Staff member
Bill and Ruth Russell together at their home in Cerritos CA, approx. 2013...

A cartoon portrait of the couple by a friend from the Ship Modeller's Association...

And here's an impressionistic self-portrait that really captures his high spirits and love for life.


Ruby Gray

Hello again Jerry, I only just read this today. It was wonderful to read your glowing testimonial to your dad. It is obvious that the idyllic-sounding marriage and academic prowess were the perfect ingredients and nurturing environment to shape you into the extraordinary person you are.
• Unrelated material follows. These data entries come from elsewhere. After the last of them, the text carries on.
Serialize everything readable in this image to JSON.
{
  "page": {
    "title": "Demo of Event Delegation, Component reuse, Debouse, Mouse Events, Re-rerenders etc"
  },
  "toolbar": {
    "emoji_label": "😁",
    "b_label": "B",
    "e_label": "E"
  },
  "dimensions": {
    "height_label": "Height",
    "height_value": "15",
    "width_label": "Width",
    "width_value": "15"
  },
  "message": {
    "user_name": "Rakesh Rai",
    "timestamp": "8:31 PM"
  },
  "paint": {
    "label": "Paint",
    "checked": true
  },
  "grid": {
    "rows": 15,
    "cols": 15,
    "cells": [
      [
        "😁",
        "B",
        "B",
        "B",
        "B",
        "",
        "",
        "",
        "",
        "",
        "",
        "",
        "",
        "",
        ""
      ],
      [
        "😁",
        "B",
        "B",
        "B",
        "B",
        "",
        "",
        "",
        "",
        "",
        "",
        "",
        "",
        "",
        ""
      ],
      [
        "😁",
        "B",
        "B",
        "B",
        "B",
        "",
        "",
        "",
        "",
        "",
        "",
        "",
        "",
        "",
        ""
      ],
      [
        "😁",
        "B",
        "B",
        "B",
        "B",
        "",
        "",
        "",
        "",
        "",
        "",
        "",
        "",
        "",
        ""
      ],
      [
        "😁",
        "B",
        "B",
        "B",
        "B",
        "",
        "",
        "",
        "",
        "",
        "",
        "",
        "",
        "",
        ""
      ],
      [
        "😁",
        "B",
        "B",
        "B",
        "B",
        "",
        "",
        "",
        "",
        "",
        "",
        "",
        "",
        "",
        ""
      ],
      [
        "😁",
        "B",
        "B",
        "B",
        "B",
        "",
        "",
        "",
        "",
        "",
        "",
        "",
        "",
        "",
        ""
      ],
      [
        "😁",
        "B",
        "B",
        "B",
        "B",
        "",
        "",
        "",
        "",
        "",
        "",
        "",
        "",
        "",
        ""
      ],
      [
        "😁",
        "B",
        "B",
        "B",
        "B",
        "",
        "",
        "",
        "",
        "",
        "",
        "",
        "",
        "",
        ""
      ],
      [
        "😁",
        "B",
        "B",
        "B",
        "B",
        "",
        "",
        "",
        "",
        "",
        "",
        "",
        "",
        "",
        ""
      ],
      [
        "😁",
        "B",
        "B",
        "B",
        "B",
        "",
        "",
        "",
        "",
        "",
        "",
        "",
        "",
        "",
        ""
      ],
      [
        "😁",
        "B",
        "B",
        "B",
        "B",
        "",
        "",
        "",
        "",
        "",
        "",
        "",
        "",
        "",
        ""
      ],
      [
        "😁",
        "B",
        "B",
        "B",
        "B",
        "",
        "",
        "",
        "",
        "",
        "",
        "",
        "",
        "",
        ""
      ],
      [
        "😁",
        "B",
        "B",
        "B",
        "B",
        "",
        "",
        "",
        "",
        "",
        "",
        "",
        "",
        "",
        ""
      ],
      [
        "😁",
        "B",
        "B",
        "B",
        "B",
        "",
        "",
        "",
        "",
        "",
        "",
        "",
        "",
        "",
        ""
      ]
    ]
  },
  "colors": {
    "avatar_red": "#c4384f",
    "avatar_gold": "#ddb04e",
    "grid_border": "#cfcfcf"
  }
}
I am so sorry that your father was taken like this. In such a tumultuous year there are countless similar stories, but the grief is not ameliorated by knowing how many others have succumbed, of course. There have been many deaths amongst my own circle of family, friends and acquaintances this past year, including of course Richard, and Lloyde England, and now after reading about him, I include your dad as an honorary acquaintance. He would have been a great person to know.